Wild Animals in Circuses

The use of wild animals in travelling circuses is BANNED in Wales - with the ban coming into force from 1 December 2020, under the Wild Animals and Circuses (Wales) Act. This followed years of campaigning by the RSPCA.

A YouGov poll for RSPCA Cymru had found that 74 percent of the public in Wales supported a ban on wild animals performing in circuses in Wales*- while approximately 9,000 supporters penned an RSPCA petition presented to the Senedd's Petitions Committee in 2015.

Wales joined an estimated 45 countries, nations or states worldwide to ban or restrict the use of either all, or some wild animals in circuses.

Based on scientific evidence which clearly demonstrates that life within a travelling circus is likely to have harmful effects on an animal's welfare, the RSPCA had called for years for this practice to be banned. Regular transport, cramped housing, forced training and loud noises were sadly an unavoidable reality for wild animals based within a circus setting.

The RSPCA did believe - due to the impact on animal welfare and the suffering caused to wild animals being used in circuses - that a ban can be brought in under Section 12 of the Animal Welfare Act 2006, saving parliamentary time. However, the Welsh Government subsequently introduced the Wild Animals and Circuses (Wales) Bill on ethical grounds.
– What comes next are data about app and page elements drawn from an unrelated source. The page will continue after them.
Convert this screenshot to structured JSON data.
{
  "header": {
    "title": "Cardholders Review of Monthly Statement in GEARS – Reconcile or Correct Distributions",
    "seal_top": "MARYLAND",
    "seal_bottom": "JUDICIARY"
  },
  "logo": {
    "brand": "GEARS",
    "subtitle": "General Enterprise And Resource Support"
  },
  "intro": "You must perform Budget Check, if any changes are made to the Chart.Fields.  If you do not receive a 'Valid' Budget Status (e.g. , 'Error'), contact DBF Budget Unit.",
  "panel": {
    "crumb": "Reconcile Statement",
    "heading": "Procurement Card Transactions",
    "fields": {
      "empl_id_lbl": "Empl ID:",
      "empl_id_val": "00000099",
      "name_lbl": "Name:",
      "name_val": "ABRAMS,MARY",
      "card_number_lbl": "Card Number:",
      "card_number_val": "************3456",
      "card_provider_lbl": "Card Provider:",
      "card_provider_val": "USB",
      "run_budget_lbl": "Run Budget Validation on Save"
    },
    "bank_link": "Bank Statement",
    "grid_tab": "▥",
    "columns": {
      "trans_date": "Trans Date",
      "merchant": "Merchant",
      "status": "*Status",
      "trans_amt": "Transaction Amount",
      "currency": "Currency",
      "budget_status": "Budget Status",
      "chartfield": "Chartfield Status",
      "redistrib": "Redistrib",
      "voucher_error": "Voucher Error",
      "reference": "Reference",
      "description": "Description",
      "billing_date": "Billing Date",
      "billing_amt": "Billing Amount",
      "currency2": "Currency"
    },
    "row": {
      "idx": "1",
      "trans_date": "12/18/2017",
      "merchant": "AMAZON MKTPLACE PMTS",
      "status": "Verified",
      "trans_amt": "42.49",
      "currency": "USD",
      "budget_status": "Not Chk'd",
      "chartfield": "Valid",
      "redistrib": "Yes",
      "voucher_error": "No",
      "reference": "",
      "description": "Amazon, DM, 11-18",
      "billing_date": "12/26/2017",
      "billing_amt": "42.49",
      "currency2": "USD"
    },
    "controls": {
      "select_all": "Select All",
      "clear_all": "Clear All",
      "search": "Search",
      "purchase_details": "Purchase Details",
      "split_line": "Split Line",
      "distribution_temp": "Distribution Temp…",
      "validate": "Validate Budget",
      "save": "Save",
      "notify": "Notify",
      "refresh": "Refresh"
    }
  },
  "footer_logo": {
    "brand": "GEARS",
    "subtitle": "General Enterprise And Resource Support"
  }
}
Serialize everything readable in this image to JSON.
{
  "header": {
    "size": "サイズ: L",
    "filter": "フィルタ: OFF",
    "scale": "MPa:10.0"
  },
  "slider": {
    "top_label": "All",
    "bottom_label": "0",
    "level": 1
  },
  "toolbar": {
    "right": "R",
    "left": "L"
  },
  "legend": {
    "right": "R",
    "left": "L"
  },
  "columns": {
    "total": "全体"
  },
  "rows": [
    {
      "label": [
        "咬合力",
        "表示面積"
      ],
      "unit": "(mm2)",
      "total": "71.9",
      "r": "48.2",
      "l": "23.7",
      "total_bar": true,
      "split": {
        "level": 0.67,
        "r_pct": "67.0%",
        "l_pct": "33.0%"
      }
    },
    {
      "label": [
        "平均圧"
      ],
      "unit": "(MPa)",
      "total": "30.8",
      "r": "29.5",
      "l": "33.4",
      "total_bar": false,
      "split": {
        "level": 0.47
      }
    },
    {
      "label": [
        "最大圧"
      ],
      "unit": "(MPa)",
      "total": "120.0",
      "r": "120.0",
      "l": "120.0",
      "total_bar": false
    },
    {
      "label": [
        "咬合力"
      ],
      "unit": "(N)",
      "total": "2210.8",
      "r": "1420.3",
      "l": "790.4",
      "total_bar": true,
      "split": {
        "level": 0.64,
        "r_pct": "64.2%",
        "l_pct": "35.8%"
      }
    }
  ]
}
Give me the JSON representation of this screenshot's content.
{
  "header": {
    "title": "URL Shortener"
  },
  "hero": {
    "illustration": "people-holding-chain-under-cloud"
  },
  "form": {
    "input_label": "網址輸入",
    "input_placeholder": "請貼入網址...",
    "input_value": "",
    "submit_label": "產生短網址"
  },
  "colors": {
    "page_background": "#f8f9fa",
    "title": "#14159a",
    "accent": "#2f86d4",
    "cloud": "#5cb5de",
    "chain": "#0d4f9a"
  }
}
After years of tireless campaigning, RSPCA Cymru warmly welcomed the Wild Animals and Circuses (Wales) Act 2020 coming into effect. However, we remain concerned that the legislation allows travelling circuses to still take wild animals on tour with them - just not use them for performance or training; meaning the welfare of captive wild animals may still be seriously compromised.
Indeed, the Climate Change, Environment and Rural Affairs Committee considered how, in the absence of a more complete ban than presently written into the Bill, the legislation may fail to meet the public's expectations. RSPCA Cymru support the legislation being kept under review - to ensure these loopholes are not unduly compromising welfare.